THE TASK — Each record should be written out exactly as given.

SOURCE MATERIAL —
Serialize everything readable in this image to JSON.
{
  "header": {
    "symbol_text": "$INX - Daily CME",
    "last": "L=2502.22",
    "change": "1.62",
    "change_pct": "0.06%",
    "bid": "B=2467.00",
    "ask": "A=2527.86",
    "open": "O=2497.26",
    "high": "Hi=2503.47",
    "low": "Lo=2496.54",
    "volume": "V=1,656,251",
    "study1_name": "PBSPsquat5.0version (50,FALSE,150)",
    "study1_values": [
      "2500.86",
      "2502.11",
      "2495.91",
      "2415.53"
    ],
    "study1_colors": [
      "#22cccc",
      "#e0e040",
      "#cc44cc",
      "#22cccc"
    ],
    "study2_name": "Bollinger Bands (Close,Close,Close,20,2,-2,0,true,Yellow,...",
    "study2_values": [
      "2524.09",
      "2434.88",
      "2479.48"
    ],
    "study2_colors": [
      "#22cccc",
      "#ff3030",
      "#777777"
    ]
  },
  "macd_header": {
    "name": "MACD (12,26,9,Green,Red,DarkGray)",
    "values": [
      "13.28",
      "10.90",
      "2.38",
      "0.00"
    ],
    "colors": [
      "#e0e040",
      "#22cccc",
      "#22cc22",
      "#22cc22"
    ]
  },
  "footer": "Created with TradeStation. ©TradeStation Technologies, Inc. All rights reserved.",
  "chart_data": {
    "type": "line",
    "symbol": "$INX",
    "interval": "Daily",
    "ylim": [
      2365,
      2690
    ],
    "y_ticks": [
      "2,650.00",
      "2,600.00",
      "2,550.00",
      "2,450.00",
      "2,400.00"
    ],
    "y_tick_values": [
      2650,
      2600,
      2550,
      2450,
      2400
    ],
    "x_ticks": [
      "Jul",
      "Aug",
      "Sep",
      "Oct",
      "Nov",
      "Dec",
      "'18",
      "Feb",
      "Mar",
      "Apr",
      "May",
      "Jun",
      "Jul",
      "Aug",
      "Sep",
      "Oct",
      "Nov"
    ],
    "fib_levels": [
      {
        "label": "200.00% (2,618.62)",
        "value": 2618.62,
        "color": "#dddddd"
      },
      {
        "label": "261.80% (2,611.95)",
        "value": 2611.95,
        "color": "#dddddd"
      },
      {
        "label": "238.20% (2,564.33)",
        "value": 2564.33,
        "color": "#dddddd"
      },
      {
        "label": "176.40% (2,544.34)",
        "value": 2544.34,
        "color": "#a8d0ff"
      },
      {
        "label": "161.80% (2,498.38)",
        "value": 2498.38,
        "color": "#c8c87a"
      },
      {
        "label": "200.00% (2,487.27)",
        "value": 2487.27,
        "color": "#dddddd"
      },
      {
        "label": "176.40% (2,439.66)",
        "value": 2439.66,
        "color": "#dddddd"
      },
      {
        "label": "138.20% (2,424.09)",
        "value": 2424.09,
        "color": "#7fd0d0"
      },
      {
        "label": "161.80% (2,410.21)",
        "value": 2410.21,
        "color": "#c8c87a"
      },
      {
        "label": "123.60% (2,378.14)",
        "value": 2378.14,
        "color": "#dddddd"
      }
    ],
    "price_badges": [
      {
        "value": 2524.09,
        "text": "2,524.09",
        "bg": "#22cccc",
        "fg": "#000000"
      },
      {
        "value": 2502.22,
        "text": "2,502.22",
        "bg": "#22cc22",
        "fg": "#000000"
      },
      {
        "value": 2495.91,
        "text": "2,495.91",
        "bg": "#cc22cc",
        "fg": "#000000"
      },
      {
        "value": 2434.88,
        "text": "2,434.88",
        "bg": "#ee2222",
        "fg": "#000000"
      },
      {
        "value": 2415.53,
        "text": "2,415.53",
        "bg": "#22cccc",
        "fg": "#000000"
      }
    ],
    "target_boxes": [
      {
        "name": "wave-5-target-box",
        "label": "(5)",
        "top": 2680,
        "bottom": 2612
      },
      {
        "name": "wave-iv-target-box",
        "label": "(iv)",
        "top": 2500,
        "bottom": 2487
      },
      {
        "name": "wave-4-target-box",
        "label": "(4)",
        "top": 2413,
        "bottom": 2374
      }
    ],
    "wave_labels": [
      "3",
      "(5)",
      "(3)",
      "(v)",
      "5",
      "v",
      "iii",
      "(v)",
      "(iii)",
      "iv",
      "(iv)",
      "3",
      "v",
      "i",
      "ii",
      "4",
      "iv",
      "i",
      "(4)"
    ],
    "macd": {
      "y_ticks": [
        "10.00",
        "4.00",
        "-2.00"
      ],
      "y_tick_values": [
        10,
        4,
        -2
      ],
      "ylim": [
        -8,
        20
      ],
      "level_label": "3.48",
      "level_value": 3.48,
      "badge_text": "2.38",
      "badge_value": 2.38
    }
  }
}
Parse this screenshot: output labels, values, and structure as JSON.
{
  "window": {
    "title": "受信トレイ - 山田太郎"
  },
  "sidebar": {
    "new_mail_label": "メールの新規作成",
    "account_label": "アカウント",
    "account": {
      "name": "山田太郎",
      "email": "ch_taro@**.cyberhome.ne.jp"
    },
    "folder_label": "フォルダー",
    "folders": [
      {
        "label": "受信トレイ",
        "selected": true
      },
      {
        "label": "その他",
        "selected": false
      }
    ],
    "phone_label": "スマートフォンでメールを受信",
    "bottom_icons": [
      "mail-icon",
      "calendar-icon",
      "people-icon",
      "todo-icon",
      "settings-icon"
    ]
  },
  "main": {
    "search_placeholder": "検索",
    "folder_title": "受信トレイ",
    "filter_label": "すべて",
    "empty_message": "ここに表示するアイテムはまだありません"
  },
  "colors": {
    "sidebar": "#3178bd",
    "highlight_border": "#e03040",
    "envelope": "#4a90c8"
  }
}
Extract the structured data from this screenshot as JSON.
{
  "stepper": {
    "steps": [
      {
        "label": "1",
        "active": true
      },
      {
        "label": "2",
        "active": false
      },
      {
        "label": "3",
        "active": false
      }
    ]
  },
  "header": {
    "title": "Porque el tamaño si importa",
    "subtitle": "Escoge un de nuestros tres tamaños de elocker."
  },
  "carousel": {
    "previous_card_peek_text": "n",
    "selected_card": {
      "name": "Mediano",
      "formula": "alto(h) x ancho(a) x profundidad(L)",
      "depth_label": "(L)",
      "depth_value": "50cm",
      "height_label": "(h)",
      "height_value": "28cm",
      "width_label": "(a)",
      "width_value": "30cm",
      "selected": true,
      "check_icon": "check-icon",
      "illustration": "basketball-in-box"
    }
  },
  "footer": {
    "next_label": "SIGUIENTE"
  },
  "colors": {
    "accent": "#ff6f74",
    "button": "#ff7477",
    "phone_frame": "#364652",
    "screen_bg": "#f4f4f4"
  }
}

ANSWER SECTION —
Serialize everything readable in this image to JSON.
{
  "header": {
    "symbol_text": "$INX - Daily CME",
    "last": "L=2502.22",
    "change": "1.62",
    "change_pct": "0.06%",
    "bid": "B=2467.00",
    "ask": "A=2527.86",
    "open": "O=2497.26",
    "high": "Hi=2503.47",
    "low": "Lo=2496.54",
    "volume": "V=1,656,251",
    "study1_name": "PBSPsquat5.0version (50,FALSE,150)",
    "study1_values": [
      "2500.86",
      "2502.11",
      "2495.91",
      "2415.53"
    ],
    "study1_colors": [
      "#22cccc",
      "#e0e040",
      "#cc44cc",
      "#22cccc"
    ],
    "study2_name": "Bollinger Bands (Close,Close,Close,20,2,-2,0,true,Yellow,...",
    "study2_values": [
      "2524.09",
      "2434.88",
      "2479.48"
    ],
    "study2_colors": [
      "#22cccc",
      "#ff3030",
      "#777777"
    ]
  },
  "macd_header": {
    "name": "MACD (12,26,9,Green,Red,DarkGray)",
    "values": [
      "13.28",
      "10.90",
      "2.38",
      "0.00"
    ],
    "colors": [
      "#e0e040",
      "#22cccc",
      "#22cc22",
      "#22cc22"
    ]
  },
  "footer": "Created with TradeStation. ©TradeStation Technologies, Inc. All rights reserved.",
  "chart_data": {
    "type": "line",
    "symbol": "$INX",
    "interval": "Daily",
    "ylim": [
      2365,
      2690
    ],
    "y_ticks": [
      "2,650.00",
      "2,600.00",
      "2,550.00",
      "2,450.00",
      "2,400.00"
    ],
    "y_tick_values": [
      2650,
      2600,
      2550,
      2450,
      2400
    ],
    "x_ticks": [
      "Jul",
      "Aug",
      "Sep",
      "Oct",
      "Nov",
      "Dec",
      "'18",
      "Feb",
      "Mar",
      "Apr",
      "May",
      "Jun",
      "Jul",
      "Aug",
      "Sep",
      "Oct",
      "Nov"
    ],
    "fib_levels": [
      {
        "label": "200.00% (2,618.62)",
        "value": 2618.62,
        "color": "#dddddd"
      },
      {
        "label": "261.80% (2,611.95)",
        "value": 2611.95,
        "color": "#dddddd"
      },
      {
        "label": "238.20% (2,564.33)",
        "value": 2564.33,
        "color": "#dddddd"
      },
      {
        "label": "176.40% (2,544.34)",
        "value": 2544.34,
        "color": "#a8d0ff"
      },
      {
        "label": "161.80% (2,498.38)",
        "value": 2498.38,
        "color": "#c8c87a"
      },
      {
        "label": "200.00% (2,487.27)",
        "value": 2487.27,
        "color": "#dddddd"
      },
      {
        "label": "176.40% (2,439.66)",
        "value": 2439.66,
        "color": "#dddddd"
      },
      {
        "label": "138.20% (2,424.09)",
        "value": 2424.09,
        "color": "#7fd0d0"
      },
      {
        "label": "161.80% (2,410.21)",
        "value": 2410.21,
        "color": "#c8c87a"
      },
      {
        "label": "123.60% (2,378.14)",
        "value": 2378.14,
        "color": "#dddddd"
      }
    ],
    "price_badges": [
      {
        "value": 2524.09,
        "text": "2,524.09",
        "bg": "#22cccc",
        "fg": "#000000"
      },
      {
        "value": 2502.22,
        "text": "2,502.22",
        "bg": "#22cc22",
        "fg": "#000000"
      },
      {
        "value": 2495.91,
        "text": "2,495.91",
        "bg": "#cc22cc",
        "fg": "#000000"
      },
      {
        "value": 2434.88,
        "text": "2,434.88",
        "bg": "#ee2222",
        "fg": "#000000"
      },
      {
        "value": 2415.53,
        "text": "2,415.53",
        "bg": "#22cccc",
        "fg": "#000000"
      }
    ],
    "target_boxes": [
      {
        "name": "wave-5-target-box",
        "label": "(5)",
        "top": 2680,
        "bottom": 2612
      },
      {
        "name": "wave-iv-target-box",
        "label": "(iv)",
        "top": 2500,
        "bottom": 2487
      },
      {
        "name": "wave-4-target-box",
        "label": "(4)",
        "top": 2413,
        "bottom": 2374
      }
    ],
    "wave_labels": [
      "3",
      "(5)",
      "(3)",
      "(v)",
      "5",
      "v",
      "iii",
      "(v)",
      "(iii)",
      "iv",
      "(iv)",
      "3",
      "v",
      "i",
      "ii",
      "4",
      "iv",
      "i",
      "(4)"
    ],
    "macd": {
      "y_ticks": [
        "10.00",
        "4.00",
        "-2.00"
      ],
      "y_tick_values": [
        10,
        4,
        -2
      ],
      "ylim": [
        -8,
        20
      ],
      "level_label": "3.48",
      "level_value": 3.48,
      "badge_text": "2.38",
      "badge_value": 2.38
    }
  }
}
Parse this screenshot: output labels, values, and structure as JSON.
{
  "window": {
    "title": "受信トレイ - 山田太郎"
  },
  "sidebar": {
    "new_mail_label": "メールの新規作成",
    "account_label": "アカウント",
    "account": {
      "name": "山田太郎",
      "email": "ch_taro@**.cyberhome.ne.jp"
    },
    "folder_label": "フォルダー",
    "folders": [
      {
        "label": "受信トレイ",
        "selected": true
      },
      {
        "label": "その他",
        "selected": false
      }
    ],
    "phone_label": "スマートフォンでメールを受信",
    "bottom_icons": [
      "mail-icon",
      "calendar-icon",
      "people-icon",
      "todo-icon",
      "settings-icon"
    ]
  },
  "main": {
    "search_placeholder": "検索",
    "folder_title": "受信トレイ",
    "filter_label": "すべて",
    "empty_message": "ここに表示するアイテムはまだありません"
  },
  "colors": {
    "sidebar": "#3178bd",
    "highlight_border": "#e03040",
    "envelope": "#4a90c8"
  }
}
Extract the structured data from this screenshot as JSON.
{
  "stepper": {
    "steps": [
      {
        "label": "1",
        "active": true
      },
      {
        "label": "2",
        "active": false
      },
      {
        "label": "3",
        "active": false
      }
    ]
  },
  "header": {
    "title": "Porque el tamaño si importa",
    "subtitle": "Escoge un de nuestros tres tamaños de elocker."
  },
  "carousel": {
    "previous_card_peek_text": "n",
    "selected_card": {
      "name": "Mediano",
      "formula": "alto(h) x ancho(a) x profundidad(L)",
      "depth_label": "(L)",
      "depth_value": "50cm",
      "height_label": "(h)",
      "height_value": "28cm",
      "width_label": "(a)",
      "width_value": "30cm",
      "selected": true,
      "check_icon": "check-icon",
      "illustration": "basketball-in-box"
    }
  },
  "footer": {
    "next_label": "SIGUIENTE"
  },
  "colors": {
    "accent": "#ff6f74",
    "button": "#ff7477",
    "phone_frame": "#364652",
    "screen_bg": "#f4f4f4"
  }
}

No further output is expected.